Imperial Expansion in Global Asia, 1400 to 1800
The early modern era, roughly around 1400 to 1800, was significantly marked by empire expansions. Asian empires like Timur in Central Eurasia, the Ming and Qing, as well as the Mughals, Ottomans, and Safavids expanded their territories through military conquest and commercial penetration. As they established political control over much more vast tracts of land, new commercial networks and culture interactions were also emerged. Also, it was a time of global imperial expansion. Asia was connected to the broader global interacting patterns with the increasing involvement of western Europeans.
The Ming (1368-1644) and later the Qing (1644–1911) dynasties of China expanded broadly across central Asia into Mongolia, Turkestan, and Tibet. The Ming dynasty put a considerable emphasis on oceanic exploration. A dramatic example of the Ming’s prowess at the time can be seen in the expansive voyages of Zheng He. He commanded the Ming dynasty's fleet of immense trading vessels on expeditions ranging as far as Africa between 1405 and 1423, helping to extend Chinese maritime and commercial influence throughout the regions bordering the Indian Ocean. His Muslim faith and prestigious position in government reminds us of the ethnic and religious diversity of the vast Chinese empire. Later in the Qing dynasty, China undertook a territory expansion beyond its boundary to control vast, multicultural, multi-climatic realm with centralizing state authority, increasingly regularized bureaucratic and professionalized administrations. Corresponds with the expansive era of Kangxi, the greatest success in territory consolidation occurred in the mid-eighteenth century with the definitive conquest and administrative incorporation of Mongolia and Xingjiang, bought China to it’s largest size.

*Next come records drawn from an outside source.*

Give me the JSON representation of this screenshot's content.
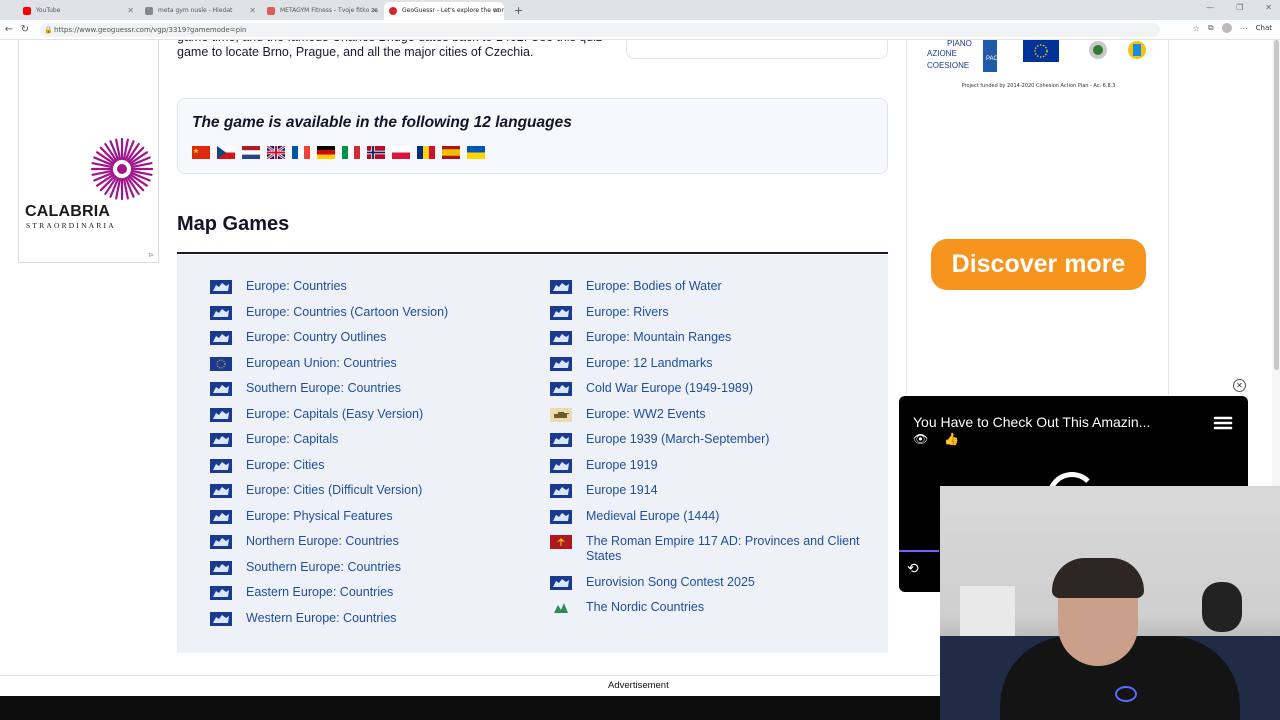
{
  "browser": {
    "tabs": [
      {
        "title": "YouTube",
        "fav_color": "#ff0000",
        "active": false
      },
      {
        "title": "meta gym nusle - Hledat",
        "fav_color": "#888888",
        "active": false
      },
      {
        "title": "METAGYM Fitness - Tvoje fitko za",
        "fav_color": "#e05a5a",
        "active": false
      },
      {
        "title": "GeoGuessr - Let's explore the wor",
        "fav_color": "#d6262b",
        "active": true
      }
    ],
    "url": "https://www.geoguessr.com/vgp/3319?gamemode=pin",
    "chat_label": "Chat"
  },
  "intro": {
    "text": "game time, and the famous Charles Bridge dates back to 1402. Use this quiz game to locate Brno, Prague, and all the major cities of Czechia."
  },
  "left_ad": {
    "brand": "CALABRIA",
    "tagline": "STRAORDINARIA"
  },
  "languages": {
    "title": "The game is available in the following 12 languages",
    "flags": [
      "china-flag",
      "czech-flag",
      "netherlands-flag",
      "uk-flag",
      "france-flag",
      "germany-flag",
      "italy-flag",
      "norway-flag",
      "poland-flag",
      "romania-flag",
      "spain-flag",
      "ukraine-flag"
    ]
  },
  "map_games": {
    "title": "Map Games",
    "left": [
      {
        "label": "Europe: Countries",
        "icon": "europe-map-icon"
      },
      {
        "label": "Europe: Countries (Cartoon Version)",
        "icon": "europe-map-icon"
      },
      {
        "label": "Europe: Country Outlines",
        "icon": "europe-map-icon"
      },
      {
        "label": "European Union: Countries",
        "icon": "eu-flag-icon"
      },
      {
        "label": "Southern Europe: Countries",
        "icon": "europe-map-icon"
      },
      {
        "label": "Europe: Capitals (Easy Version)",
        "icon": "europe-map-icon"
      },
      {
        "label": "Europe: Capitals",
        "icon": "europe-map-icon"
      },
      {
        "label": "Europe: Cities",
        "icon": "europe-map-icon"
      },
      {
        "label": "Europe: Cities (Difficult Version)",
        "icon": "europe-map-icon"
      },
      {
        "label": "Europe: Physical Features",
        "icon": "europe-map-icon"
      },
      {
        "label": "Northern Europe: Countries",
        "icon": "europe-map-icon"
      },
      {
        "label": "Southern Europe: Countries",
        "icon": "europe-map-icon"
      },
      {
        "label": "Eastern Europe: Countries",
        "icon": "europe-map-icon"
      },
      {
        "label": "Western Europe: Countries",
        "icon": "europe-map-icon"
      }
    ],
    "right": [
      {
        "label": "Europe: Bodies of Water",
        "icon": "europe-map-icon"
      },
      {
        "label": "Europe: Rivers",
        "icon": "europe-map-icon"
      },
      {
        "label": "Europe: Mountain Ranges",
        "icon": "europe-map-icon"
      },
      {
        "label": "Europe: 12 Landmarks",
        "icon": "europe-map-icon"
      },
      {
        "label": "Cold War Europe (1949-1989)",
        "icon": "europe-map-icon"
      },
      {
        "label": "Europe: WW2 Events",
        "icon": "ww2-tank-icon"
      },
      {
        "label": "Europe 1939 (March-September)",
        "icon": "europe-map-icon"
      },
      {
        "label": "Europe 1919",
        "icon": "europe-map-icon"
      },
      {
        "label": "Europe 1914",
        "icon": "europe-map-icon"
      },
      {
        "label": "Medieval Europe (1444)",
        "icon": "europe-map-icon"
      },
      {
        "label": "The Roman Empire 117 AD: Provinces and Client States",
        "icon": "roman-eagle-icon"
      },
      {
        "label": "Eurovision Song Contest 2025",
        "icon": "europe-map-icon"
      },
      {
        "label": "The Nordic Countries",
        "icon": "nordic-map-icon"
      }
    ]
  },
  "right_ad": {
    "piano": "PIANO",
    "azione": "AZIONE",
    "coesione": "COESIONE",
    "pac": "PAC",
    "funded": "Project funded by 2014-2020 Cohesion Action Plan - Ac. 6.8.3",
    "cta": "Discover more",
    "cta_color": "#f7941d"
  },
  "video_ad": {
    "title": "You Have to Check Out This Amazin..."
  },
  "advertisement_label": "Advertisement",
  "colors": {
    "link": "#1f4e9a",
    "games_bg": "#eef1f8"
  }
}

The Mughals, Ottomans, and Safavids rose as expansive and prosperous Muslim empires in the 1400s and 1500s, promoting the revival of Islam. Ottomans migrated into Anatolia in the late thirteenth century and established a state in western Anatolia that challenged the Byzantines in southeastern Europe. By 1453, they had conquered Constantinople, which became their imperial capital, Istanbul. The Ottomans continued to expand, and by the eighteenth century, they ruled a large empire that included all of southeastern Europe, the Crimea, North Africa, and the Middle East to the borders of Persia. The expansion of regional and long-distance mobility across...